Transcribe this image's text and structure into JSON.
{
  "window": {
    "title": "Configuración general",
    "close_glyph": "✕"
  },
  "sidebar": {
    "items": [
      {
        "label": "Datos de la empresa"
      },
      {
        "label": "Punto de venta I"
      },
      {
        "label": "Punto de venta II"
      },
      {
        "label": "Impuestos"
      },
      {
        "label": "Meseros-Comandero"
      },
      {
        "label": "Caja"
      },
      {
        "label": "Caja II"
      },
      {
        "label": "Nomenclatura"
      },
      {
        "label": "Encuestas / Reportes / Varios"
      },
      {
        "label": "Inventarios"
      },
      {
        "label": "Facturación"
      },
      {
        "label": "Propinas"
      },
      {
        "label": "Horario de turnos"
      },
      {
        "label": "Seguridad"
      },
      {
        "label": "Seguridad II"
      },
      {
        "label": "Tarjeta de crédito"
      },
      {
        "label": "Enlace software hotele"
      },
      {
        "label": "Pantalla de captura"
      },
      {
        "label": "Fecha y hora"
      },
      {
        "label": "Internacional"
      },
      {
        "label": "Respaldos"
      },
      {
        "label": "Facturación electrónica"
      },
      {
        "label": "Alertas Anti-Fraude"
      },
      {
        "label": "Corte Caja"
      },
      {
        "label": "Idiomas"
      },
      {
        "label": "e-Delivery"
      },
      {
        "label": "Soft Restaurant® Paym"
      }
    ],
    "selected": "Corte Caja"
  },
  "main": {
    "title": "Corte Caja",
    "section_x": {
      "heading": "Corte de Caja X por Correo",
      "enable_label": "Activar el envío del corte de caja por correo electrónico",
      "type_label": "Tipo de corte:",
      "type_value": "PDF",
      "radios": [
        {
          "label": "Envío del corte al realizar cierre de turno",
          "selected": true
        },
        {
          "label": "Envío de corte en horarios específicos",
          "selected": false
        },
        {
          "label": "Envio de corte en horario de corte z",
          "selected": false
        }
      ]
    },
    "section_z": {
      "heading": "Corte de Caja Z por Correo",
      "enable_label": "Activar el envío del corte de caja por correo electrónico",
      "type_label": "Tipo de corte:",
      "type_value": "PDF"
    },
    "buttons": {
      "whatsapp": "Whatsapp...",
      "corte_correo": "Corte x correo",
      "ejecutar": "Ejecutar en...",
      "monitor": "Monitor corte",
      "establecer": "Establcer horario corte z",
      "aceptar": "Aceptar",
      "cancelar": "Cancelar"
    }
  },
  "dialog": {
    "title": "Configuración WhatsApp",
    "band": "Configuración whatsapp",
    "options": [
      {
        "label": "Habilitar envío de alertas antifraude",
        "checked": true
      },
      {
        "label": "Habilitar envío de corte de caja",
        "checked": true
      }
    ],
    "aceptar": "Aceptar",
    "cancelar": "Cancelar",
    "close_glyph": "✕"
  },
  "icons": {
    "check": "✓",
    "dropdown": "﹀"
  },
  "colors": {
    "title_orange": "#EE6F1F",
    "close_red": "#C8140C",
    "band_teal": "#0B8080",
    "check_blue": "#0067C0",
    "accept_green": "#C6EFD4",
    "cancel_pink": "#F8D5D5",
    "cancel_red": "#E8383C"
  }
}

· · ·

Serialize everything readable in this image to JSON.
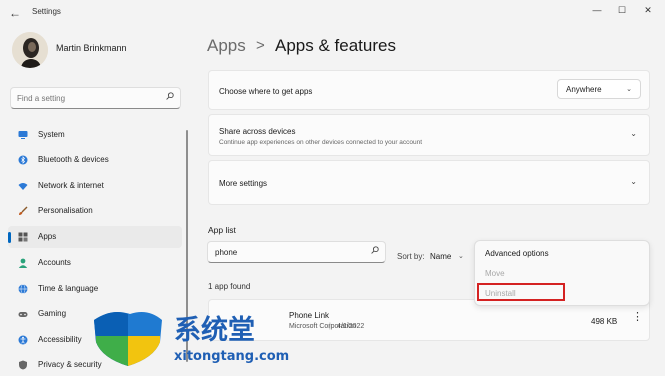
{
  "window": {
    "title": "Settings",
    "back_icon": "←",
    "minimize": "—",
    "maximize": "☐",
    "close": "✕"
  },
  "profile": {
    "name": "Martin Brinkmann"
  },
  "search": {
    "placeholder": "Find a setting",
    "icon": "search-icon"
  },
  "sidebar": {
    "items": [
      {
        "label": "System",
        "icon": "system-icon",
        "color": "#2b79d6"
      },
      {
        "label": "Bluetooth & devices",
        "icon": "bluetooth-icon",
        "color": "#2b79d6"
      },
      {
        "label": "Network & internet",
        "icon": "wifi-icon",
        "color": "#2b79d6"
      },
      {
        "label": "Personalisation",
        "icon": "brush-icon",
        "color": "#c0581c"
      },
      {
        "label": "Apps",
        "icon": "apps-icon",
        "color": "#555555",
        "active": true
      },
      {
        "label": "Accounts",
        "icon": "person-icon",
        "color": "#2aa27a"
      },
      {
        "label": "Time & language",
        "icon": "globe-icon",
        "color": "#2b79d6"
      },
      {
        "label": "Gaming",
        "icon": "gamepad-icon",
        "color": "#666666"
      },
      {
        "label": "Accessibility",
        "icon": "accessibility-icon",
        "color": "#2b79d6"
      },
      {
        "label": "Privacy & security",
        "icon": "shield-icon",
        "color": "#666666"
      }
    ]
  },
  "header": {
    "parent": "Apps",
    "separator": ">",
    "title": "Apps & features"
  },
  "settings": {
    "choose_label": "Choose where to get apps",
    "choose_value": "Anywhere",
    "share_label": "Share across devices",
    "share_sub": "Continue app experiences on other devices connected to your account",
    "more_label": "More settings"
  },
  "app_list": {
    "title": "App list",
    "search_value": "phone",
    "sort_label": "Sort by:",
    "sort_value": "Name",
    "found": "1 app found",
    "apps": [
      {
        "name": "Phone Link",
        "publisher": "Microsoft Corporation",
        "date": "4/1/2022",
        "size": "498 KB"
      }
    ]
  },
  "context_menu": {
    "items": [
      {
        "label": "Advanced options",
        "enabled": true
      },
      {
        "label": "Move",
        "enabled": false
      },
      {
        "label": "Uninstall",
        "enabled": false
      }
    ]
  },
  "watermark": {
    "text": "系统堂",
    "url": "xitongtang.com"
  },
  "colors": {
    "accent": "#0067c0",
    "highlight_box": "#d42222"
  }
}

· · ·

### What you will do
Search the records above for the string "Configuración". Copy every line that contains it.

### Result for this exercise
    "title": "Configuración general",
    "title": "Configuración WhatsApp",
    "band": "Configuración whatsapp",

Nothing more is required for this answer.